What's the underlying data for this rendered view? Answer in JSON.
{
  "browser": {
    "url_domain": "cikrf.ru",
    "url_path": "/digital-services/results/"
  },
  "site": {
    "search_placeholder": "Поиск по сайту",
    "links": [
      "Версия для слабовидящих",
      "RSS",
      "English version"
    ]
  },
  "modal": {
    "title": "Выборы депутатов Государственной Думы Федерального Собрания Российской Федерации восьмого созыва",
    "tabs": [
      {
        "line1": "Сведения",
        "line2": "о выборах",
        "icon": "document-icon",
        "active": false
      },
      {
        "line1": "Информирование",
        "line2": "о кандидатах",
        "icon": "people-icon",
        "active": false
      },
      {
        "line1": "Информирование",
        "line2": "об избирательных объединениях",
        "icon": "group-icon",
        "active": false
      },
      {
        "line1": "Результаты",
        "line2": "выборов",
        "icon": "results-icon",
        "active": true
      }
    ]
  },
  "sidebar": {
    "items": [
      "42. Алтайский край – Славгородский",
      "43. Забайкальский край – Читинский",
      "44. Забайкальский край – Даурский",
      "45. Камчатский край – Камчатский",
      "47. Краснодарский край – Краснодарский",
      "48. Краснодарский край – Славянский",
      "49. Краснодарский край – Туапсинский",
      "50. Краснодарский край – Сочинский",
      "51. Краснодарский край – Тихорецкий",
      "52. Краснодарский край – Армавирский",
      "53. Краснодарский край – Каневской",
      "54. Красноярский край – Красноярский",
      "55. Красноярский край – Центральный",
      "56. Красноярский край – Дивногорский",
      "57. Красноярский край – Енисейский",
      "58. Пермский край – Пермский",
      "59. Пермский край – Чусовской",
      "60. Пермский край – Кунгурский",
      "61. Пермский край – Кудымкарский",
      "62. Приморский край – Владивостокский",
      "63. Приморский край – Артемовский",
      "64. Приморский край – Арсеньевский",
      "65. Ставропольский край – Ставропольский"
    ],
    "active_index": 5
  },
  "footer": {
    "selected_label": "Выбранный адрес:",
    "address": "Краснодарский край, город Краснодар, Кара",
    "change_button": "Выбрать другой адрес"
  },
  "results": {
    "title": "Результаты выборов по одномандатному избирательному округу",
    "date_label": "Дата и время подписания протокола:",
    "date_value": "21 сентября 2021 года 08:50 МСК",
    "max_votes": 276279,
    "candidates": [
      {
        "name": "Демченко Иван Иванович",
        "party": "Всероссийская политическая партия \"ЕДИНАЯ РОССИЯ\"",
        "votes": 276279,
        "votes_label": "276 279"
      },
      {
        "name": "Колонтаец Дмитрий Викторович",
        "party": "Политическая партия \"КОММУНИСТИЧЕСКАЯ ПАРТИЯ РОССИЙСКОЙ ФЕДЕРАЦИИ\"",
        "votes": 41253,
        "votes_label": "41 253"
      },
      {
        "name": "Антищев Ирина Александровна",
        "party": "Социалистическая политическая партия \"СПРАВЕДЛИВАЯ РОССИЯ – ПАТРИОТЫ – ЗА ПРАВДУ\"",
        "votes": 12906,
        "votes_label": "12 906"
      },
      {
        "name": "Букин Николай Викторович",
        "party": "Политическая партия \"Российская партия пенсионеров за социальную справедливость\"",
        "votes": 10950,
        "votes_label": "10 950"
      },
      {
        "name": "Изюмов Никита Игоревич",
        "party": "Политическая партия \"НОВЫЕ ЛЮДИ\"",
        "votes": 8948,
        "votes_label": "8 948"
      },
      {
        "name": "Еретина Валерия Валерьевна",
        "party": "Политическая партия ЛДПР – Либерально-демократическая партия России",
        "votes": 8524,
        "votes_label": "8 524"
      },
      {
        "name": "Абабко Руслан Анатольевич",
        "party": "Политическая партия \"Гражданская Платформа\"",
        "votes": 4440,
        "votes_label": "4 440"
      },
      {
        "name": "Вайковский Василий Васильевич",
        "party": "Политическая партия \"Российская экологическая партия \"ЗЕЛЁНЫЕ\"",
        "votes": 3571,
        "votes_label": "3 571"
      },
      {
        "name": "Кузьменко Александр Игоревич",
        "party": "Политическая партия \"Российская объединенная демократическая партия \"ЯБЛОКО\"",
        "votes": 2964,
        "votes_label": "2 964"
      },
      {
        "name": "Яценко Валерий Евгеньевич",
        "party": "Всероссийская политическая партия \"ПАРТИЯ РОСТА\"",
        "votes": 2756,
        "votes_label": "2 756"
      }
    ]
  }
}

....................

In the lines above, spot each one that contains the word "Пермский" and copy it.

      "58. Пермский край – Пермский",
      "59. Пермский край – Чусовской",
      "60. Пермский край – Кунгурский",
      "61. Пермский край – Кудымкарский",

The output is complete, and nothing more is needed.